Veterinary care at Clyde Beatty is at best perfunctory. According to
the USDA, Helen has a paralyzed tail, the result of a truck accident,
and has not been adequately treated for this condition. Because her
tail is immobile, it collects fecal material which stagnates. Bessie,
another elephant, has been urinating blood for months. Untreated and
undiagnosed, the circus dismisses her condition as insignificant. All
four elephants are in need of basic foot care, a vital necessity for
elephants forced to live and work on hard surfaces that are totally
alien to what their feet would encounter in nature.
So goes the life of a circus elephant. On June 13, 2000, Congress held
hearings to consider H.R. 2929, The Captive Elephant Accident Prevention
Act. This bill would, if passed, ban the use of elephants in traveling
shows. Tom Rider, a former elephant trainer, spoke at the hearings.
In his testimony, Rider offered these sobering words:
"I worked with Clyde Beatty Cole Brothers Circus in 1997 as an
elephant keeper and I loaded the children for the elephant ride.
The elephant which we used, Pete or Petunia, was considered to be a dangerous
animal and we were cautioned not to go near her.

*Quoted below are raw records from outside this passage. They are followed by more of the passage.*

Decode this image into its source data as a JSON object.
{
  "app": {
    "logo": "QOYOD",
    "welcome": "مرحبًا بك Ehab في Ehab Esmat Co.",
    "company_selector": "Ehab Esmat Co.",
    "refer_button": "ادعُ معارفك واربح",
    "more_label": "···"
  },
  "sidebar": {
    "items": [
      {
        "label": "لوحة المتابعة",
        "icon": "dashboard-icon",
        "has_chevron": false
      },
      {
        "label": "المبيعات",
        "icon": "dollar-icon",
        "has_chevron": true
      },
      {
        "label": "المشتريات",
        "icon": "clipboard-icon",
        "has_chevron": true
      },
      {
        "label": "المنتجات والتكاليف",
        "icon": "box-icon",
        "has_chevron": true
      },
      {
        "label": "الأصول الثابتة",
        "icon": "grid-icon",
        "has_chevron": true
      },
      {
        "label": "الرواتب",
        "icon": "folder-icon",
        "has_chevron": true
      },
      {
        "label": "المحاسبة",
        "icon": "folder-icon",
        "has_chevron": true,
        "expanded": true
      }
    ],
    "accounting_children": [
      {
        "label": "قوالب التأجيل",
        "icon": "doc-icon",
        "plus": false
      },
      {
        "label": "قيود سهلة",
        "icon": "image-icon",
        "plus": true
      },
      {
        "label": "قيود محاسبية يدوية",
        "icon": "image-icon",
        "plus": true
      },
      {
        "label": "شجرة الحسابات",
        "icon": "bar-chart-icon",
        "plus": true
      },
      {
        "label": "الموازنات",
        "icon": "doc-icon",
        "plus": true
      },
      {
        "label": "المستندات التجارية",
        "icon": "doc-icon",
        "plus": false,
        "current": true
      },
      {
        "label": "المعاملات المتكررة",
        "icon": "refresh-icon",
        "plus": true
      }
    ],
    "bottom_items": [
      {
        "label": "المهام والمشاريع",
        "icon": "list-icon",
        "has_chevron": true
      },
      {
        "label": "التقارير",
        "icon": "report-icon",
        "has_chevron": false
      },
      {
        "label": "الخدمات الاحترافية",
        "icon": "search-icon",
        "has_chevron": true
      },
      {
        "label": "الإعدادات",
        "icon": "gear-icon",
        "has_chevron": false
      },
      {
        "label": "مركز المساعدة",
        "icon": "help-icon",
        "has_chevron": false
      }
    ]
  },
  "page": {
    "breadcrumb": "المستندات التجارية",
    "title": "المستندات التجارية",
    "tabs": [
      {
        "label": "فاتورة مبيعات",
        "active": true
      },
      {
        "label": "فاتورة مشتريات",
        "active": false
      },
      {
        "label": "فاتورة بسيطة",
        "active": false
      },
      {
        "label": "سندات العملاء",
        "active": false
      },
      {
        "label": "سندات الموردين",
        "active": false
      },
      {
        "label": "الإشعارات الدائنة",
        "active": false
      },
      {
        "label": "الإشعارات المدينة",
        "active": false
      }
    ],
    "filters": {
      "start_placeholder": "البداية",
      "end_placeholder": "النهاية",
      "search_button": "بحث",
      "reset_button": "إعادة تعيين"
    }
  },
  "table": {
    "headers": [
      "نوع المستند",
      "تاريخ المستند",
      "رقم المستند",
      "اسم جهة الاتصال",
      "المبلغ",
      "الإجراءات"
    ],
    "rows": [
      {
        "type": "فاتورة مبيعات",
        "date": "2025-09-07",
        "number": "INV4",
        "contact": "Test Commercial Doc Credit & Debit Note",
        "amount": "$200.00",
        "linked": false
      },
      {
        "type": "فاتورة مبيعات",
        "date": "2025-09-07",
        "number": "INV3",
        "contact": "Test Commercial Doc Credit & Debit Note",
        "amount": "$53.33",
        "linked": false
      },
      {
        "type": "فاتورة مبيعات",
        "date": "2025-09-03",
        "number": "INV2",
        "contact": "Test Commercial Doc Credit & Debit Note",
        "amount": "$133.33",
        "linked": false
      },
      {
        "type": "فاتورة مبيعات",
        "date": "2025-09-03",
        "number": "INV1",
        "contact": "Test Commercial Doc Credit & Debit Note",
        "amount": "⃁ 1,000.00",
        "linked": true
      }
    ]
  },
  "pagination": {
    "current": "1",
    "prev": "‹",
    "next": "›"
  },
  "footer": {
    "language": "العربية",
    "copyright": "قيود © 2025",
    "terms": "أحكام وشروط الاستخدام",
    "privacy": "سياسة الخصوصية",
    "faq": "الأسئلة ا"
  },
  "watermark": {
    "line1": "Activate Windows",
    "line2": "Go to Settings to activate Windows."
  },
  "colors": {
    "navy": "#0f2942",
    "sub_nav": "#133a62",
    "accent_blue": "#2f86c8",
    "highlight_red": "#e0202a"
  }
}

Despite this, she was
used for rides...carrying as many as ten children at a time on her
"I left Beatty Cole because in White Plains, NY, when Pete did
not perform her act properly, she was taken to the tent, laid down
and five trainers beat her with bullhooks. Pete is now dead."
Barbara Stagno is Northeast Regional Director for In Defense
of Animals, a national organization dedicated to ending the abuse of
animals by defending their rights, welfare and habitats. To learn more
or to join their campaigns call (212) 462-3068 or visit www.idausa.org.
How You Can Help Circus
* Contact: Commissioner Henry Stern, NYC Department
of Parks and Recreation, 830 5 Ave., NY, NY 10021; phone (212) 360-1305;
fax (212) 360-1345. Request that he stop granting permits to perform
in the citys parks to any circus that uses animals.
* Contact: Dr. Ron DeHaven, Animal Care Deputy Administrator, USDA/APHIS/AC,
4700 River Rd., Riverdale, MD 20737. Ask that the USDA revoke Clyde
Beattys permit based on its ongoing, documented record of animal
* Contact your Congressional Representative and ask him/her to support
H.R. 2929. Also contact your U.S. Senators and ask them to introduce
a companion bill in the Senate.